'No man can climb beyond the limitations of his own character' (unknown)
If the above quote is true, those of us with a desire to get better 'results' ought to invest more into developing our 'characters'.
How do we do that?
Well, an inspired man once wrote that in order to develop our character we need to learn to persevere, and to develop perseverance we need to 'suffer'. Hmmm, doesn't sound like too much fun does it, but this can help us make some sense of those times that all athletes will spend in the 'wilderness'. This might mean a bad run of results or really struggling to find the motivation to continue to train day in day out with the right intensity and commitment. It might mean being out for months with an injury or being on the receiving end of a poor ratings/rankings decision. Whatever your wilderness experience has or is going to be, you can be sure that it will be a period in which your 'character' is developed. In my opinion 'character' is a key requirement to help you through those critical moments in competition, so let's look to welcome those opportunities we have to suffer just a little!
Even gold is subject to the refiner's fire, so character forming wilderness experiences ought to be treasured! Counter-culture thinking, but what else did you expect?! Oh, and that inspired man goes on to say that the end product of suffering, perseverance, and character is HOPE, or in our context as athletes an OPTIMISTIC view of the future and what we can achieve.
It has been said that one of the cruelest things you can do to your child is call them 'talented'. Daniel Coyle writes is his book the Talent Code: 'When we praise children for their intelligence (talent), we tell them that's the name of the game: look smart, don't risk making mistakes....we are exquisitely attuned to messages telling us what is valued, and true to findings, each of the (talent) hotbeds I visited used language that affirmed the value of effort and slow progress rather than innate talent or intelligence. As Spartak, for instance, they did not 'play' tennis - they preferred the verb borot'sya - 'fight' or 'struggle'. Coyle continues: 'The truth is, when you are starting out, you do not 'play' tennis, you struggle and fight and pay attention and slowly get better.
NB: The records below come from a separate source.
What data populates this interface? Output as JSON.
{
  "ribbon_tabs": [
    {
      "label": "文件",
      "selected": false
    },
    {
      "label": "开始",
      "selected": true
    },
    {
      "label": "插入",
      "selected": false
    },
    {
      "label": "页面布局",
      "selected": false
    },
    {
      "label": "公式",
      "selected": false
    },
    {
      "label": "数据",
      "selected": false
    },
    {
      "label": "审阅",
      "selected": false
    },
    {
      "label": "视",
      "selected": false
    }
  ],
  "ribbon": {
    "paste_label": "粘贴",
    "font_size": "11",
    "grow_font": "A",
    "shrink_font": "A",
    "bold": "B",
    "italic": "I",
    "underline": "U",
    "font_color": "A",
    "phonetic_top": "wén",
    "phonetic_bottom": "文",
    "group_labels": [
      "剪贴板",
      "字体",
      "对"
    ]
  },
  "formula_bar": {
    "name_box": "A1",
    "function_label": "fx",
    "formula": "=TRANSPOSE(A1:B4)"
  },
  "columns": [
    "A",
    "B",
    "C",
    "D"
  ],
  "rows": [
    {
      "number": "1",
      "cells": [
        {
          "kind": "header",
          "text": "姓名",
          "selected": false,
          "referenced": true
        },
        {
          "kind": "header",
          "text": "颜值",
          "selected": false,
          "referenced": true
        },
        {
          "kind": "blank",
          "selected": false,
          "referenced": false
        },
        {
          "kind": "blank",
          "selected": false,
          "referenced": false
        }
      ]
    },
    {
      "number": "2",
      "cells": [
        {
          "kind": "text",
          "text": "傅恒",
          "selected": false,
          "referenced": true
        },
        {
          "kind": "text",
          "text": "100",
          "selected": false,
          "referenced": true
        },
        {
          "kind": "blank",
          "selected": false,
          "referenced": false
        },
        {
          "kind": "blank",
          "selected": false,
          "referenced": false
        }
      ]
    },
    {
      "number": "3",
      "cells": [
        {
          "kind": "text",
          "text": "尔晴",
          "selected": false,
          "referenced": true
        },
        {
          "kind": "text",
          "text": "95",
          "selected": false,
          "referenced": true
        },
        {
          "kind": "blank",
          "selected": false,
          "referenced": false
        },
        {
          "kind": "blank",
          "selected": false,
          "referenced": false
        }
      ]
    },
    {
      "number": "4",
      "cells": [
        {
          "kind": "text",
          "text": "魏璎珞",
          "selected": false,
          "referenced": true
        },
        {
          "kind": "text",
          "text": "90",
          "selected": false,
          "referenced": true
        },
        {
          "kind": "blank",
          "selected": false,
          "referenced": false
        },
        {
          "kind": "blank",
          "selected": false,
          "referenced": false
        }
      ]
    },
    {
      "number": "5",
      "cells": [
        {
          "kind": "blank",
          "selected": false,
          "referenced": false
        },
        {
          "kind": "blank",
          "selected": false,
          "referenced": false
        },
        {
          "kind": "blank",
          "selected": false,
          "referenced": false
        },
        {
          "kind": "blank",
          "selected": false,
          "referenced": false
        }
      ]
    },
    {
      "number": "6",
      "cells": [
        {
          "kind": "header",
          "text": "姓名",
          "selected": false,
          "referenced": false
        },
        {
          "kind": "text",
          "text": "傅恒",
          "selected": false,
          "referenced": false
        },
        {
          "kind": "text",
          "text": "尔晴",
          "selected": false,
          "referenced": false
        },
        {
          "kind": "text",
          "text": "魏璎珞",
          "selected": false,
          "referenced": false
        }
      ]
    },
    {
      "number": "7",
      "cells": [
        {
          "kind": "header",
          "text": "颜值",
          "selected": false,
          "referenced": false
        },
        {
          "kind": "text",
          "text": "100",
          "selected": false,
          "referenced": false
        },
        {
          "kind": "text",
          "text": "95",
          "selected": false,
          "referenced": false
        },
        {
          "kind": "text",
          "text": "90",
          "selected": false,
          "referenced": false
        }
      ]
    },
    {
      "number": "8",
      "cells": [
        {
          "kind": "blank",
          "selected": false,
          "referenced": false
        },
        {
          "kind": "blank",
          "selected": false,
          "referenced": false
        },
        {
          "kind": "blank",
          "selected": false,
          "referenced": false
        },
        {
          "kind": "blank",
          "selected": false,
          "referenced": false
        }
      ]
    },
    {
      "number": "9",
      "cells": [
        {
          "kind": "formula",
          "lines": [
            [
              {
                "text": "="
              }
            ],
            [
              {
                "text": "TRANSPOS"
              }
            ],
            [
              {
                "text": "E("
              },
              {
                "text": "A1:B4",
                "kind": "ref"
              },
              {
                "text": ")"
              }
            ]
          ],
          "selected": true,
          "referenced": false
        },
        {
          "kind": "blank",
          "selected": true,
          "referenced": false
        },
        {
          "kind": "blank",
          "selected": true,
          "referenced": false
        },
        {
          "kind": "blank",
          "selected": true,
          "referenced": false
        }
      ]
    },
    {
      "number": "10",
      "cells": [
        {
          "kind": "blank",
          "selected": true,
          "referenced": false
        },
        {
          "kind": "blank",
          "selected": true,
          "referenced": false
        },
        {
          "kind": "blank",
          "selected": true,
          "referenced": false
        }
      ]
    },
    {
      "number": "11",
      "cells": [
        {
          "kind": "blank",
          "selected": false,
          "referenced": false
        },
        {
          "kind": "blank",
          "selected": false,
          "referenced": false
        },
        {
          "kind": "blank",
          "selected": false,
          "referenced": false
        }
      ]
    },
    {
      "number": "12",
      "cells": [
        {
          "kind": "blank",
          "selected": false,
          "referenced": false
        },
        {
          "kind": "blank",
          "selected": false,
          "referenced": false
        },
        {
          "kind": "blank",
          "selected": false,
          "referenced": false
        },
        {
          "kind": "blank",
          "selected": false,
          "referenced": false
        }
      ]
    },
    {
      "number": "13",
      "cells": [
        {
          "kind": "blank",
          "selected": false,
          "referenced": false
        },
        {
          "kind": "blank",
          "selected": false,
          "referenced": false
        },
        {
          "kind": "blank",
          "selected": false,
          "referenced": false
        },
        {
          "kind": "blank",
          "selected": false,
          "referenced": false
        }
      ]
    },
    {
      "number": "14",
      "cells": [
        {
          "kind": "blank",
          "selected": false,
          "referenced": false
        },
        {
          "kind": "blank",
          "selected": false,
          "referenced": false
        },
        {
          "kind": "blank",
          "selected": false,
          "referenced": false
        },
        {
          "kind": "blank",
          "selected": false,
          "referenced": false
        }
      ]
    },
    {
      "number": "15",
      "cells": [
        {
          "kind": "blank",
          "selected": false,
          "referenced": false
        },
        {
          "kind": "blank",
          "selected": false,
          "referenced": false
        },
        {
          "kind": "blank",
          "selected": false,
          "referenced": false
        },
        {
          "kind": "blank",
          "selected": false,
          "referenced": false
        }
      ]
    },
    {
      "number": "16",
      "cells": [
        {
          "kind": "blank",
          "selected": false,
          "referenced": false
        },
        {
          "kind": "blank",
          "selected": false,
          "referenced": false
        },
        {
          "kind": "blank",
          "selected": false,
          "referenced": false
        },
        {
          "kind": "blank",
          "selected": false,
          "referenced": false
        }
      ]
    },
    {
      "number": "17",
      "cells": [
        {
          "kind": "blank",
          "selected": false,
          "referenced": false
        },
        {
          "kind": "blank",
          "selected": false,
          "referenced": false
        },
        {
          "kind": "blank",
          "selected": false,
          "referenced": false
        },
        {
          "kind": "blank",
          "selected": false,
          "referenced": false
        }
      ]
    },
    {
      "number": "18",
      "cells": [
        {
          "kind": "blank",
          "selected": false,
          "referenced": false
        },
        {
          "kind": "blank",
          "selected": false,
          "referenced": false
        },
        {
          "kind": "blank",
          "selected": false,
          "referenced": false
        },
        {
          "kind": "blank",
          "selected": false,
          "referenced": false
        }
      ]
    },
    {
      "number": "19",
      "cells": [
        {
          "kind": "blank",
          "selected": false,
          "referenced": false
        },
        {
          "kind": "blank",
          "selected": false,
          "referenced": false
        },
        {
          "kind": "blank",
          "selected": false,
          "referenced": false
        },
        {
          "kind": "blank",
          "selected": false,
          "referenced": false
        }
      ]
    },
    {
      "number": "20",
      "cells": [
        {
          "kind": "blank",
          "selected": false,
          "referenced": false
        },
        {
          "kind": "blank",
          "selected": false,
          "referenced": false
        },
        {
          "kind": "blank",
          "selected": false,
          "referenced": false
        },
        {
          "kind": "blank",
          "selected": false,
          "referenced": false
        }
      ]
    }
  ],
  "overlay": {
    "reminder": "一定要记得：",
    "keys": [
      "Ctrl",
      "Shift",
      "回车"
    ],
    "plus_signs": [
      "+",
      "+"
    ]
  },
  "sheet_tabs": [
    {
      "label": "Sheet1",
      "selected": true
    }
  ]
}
Effort based language works because it speaks directly to the core of the learning experience'.